- [Work required]
Reading the listing that follows, count the lines where "salesman" appears, and answer with only that count.

- [Records for this task]
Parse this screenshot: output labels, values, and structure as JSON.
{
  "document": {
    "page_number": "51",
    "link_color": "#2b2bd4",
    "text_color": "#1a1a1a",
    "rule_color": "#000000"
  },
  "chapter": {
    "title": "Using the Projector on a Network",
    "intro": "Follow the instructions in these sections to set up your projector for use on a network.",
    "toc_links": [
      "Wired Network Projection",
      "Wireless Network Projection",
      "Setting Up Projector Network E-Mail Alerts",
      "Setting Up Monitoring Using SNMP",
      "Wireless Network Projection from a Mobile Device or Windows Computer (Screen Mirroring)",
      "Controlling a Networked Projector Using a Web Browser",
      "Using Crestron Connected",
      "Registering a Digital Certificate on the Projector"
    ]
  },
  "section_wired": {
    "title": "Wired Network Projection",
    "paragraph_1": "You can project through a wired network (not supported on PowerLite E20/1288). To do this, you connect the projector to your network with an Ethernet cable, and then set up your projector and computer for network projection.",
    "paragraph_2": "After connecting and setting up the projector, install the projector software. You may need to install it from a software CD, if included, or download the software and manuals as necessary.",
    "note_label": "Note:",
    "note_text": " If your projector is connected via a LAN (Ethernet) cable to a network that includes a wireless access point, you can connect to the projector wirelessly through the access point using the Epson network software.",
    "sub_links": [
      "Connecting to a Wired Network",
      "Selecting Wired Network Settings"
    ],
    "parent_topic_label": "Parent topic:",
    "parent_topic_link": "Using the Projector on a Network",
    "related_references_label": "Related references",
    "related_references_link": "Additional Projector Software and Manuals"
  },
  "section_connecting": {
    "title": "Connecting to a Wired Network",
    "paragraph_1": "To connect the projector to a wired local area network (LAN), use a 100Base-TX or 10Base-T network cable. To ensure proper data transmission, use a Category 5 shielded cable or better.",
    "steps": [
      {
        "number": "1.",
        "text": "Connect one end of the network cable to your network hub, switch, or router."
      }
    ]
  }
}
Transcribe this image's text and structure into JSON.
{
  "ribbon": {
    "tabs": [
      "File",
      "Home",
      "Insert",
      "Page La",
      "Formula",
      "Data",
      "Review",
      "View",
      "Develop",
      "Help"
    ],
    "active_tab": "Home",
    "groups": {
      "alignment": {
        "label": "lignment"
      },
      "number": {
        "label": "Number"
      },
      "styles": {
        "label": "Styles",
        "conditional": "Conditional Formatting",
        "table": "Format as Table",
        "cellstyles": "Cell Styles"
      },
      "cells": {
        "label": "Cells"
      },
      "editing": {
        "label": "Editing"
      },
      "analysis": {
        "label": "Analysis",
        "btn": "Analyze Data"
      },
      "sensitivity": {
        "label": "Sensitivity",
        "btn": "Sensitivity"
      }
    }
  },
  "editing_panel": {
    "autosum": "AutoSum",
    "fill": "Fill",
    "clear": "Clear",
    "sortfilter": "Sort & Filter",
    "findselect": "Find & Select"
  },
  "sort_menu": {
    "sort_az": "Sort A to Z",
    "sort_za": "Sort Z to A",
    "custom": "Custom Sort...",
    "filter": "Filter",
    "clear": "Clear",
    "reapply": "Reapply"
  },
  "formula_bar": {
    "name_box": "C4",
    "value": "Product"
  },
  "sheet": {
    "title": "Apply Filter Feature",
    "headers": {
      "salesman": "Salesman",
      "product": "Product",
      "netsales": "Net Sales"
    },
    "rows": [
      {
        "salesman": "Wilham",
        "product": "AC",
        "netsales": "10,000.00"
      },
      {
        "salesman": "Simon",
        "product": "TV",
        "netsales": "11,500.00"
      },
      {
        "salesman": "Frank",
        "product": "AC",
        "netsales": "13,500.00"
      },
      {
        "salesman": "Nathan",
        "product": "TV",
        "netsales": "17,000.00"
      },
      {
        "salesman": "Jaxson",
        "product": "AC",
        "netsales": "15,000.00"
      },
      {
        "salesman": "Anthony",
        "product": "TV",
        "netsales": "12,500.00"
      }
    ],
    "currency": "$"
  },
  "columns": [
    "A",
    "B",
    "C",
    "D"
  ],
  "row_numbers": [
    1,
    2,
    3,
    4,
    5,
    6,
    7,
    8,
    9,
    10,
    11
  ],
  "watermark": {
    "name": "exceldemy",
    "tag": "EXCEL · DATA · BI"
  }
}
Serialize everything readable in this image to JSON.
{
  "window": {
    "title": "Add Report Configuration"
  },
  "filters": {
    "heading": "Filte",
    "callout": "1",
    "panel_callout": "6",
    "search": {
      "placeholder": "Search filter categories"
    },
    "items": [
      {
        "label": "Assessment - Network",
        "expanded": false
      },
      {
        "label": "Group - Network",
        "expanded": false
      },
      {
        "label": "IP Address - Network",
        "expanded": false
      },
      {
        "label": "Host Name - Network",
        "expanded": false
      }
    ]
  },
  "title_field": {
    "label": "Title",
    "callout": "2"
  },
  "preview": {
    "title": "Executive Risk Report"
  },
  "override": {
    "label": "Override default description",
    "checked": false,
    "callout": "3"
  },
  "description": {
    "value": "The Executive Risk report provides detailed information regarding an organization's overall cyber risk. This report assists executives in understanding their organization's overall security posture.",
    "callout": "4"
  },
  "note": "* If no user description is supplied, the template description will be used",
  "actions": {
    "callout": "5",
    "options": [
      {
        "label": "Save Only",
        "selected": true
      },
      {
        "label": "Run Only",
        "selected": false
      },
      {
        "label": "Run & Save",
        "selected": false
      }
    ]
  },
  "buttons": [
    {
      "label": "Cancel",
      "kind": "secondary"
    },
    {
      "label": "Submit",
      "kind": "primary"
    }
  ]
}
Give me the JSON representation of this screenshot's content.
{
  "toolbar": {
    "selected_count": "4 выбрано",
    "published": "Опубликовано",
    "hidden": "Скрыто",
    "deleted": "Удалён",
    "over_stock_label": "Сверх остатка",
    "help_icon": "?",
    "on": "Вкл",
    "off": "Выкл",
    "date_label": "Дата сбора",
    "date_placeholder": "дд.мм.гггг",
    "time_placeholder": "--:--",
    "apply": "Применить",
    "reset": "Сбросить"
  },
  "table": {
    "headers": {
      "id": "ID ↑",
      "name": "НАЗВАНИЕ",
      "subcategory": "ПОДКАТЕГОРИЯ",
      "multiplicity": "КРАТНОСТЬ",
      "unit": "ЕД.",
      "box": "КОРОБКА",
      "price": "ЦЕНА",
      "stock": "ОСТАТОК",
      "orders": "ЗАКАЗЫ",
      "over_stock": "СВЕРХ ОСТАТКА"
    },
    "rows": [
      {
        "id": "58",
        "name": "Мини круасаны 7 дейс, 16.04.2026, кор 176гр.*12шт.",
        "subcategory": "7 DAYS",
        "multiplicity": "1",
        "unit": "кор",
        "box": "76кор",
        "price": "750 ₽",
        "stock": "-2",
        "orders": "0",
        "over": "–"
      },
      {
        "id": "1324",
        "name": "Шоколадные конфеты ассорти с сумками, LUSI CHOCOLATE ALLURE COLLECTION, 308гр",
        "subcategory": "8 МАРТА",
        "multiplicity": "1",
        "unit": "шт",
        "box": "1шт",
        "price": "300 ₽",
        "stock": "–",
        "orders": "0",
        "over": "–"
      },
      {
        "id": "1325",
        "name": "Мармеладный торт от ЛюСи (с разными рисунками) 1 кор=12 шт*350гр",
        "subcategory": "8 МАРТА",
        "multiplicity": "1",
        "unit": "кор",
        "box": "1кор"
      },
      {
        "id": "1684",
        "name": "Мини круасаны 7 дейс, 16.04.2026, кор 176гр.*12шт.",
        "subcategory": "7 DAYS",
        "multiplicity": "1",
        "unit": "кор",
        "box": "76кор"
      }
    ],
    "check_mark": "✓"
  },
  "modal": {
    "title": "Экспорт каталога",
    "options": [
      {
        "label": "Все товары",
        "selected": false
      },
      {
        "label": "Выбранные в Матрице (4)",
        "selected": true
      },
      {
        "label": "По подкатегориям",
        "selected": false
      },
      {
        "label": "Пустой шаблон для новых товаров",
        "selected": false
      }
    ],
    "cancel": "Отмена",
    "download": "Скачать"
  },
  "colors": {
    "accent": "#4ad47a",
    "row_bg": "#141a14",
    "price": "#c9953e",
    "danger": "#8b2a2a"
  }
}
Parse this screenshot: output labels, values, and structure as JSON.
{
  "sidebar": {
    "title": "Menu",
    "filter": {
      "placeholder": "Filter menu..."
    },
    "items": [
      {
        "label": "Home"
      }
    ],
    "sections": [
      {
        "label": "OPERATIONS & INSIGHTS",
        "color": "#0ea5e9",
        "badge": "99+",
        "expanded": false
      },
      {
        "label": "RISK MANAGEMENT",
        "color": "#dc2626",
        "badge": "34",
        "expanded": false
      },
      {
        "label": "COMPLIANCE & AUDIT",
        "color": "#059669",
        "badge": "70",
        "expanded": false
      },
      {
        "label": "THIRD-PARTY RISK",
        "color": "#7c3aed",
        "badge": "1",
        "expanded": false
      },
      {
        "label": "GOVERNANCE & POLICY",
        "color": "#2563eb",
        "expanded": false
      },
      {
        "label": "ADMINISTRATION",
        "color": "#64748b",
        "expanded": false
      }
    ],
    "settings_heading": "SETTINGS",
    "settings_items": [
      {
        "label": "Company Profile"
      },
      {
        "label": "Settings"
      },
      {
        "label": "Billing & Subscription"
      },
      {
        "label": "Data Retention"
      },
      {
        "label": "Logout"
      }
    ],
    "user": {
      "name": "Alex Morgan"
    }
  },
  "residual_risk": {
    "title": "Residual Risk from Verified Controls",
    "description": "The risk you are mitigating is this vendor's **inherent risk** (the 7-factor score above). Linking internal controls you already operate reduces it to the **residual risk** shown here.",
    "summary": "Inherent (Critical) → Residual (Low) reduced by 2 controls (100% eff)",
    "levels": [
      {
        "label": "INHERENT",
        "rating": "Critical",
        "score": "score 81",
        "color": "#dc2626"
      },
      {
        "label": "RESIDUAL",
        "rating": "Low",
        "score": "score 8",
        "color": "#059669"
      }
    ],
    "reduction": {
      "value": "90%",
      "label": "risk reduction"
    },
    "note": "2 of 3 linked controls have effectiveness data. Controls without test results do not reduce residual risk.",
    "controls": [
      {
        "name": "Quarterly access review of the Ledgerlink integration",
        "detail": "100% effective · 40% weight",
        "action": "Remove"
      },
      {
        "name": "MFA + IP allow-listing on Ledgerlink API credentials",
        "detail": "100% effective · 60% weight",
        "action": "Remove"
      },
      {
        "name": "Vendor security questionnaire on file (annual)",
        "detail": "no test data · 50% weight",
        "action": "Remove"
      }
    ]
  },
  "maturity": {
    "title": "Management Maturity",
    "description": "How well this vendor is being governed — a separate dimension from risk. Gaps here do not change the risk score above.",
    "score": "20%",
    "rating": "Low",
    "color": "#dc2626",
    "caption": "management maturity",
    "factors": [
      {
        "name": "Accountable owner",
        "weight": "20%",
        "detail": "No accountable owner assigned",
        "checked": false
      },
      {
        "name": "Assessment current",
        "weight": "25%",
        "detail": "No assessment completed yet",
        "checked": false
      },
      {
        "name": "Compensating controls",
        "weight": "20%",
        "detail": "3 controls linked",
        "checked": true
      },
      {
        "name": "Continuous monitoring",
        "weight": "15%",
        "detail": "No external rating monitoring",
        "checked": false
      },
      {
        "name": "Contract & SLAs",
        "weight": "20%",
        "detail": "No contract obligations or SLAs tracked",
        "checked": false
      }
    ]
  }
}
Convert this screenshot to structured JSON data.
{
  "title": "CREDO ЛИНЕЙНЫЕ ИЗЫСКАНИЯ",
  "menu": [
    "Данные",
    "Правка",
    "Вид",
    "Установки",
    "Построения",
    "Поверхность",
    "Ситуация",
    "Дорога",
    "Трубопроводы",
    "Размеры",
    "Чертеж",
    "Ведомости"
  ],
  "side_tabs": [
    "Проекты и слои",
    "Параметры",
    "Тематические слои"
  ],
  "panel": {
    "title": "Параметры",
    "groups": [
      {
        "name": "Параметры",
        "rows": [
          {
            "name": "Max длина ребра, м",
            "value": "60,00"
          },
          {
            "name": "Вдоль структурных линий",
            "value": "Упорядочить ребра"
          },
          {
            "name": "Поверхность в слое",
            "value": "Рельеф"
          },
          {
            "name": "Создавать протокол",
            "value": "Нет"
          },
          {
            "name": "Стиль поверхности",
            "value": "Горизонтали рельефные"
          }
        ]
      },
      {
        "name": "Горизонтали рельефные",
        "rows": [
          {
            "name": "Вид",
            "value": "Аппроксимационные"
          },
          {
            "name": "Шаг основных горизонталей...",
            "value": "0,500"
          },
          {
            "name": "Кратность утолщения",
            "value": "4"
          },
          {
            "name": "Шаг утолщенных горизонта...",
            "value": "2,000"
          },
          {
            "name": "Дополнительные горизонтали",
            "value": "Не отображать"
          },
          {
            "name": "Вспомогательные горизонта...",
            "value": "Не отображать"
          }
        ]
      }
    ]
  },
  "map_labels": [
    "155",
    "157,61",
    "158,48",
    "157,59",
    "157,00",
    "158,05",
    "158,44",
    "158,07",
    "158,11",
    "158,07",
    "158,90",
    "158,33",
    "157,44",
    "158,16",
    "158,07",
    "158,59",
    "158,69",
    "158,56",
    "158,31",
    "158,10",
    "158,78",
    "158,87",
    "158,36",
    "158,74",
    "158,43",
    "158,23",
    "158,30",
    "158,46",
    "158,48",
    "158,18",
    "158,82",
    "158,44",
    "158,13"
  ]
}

- [Expected answer]
7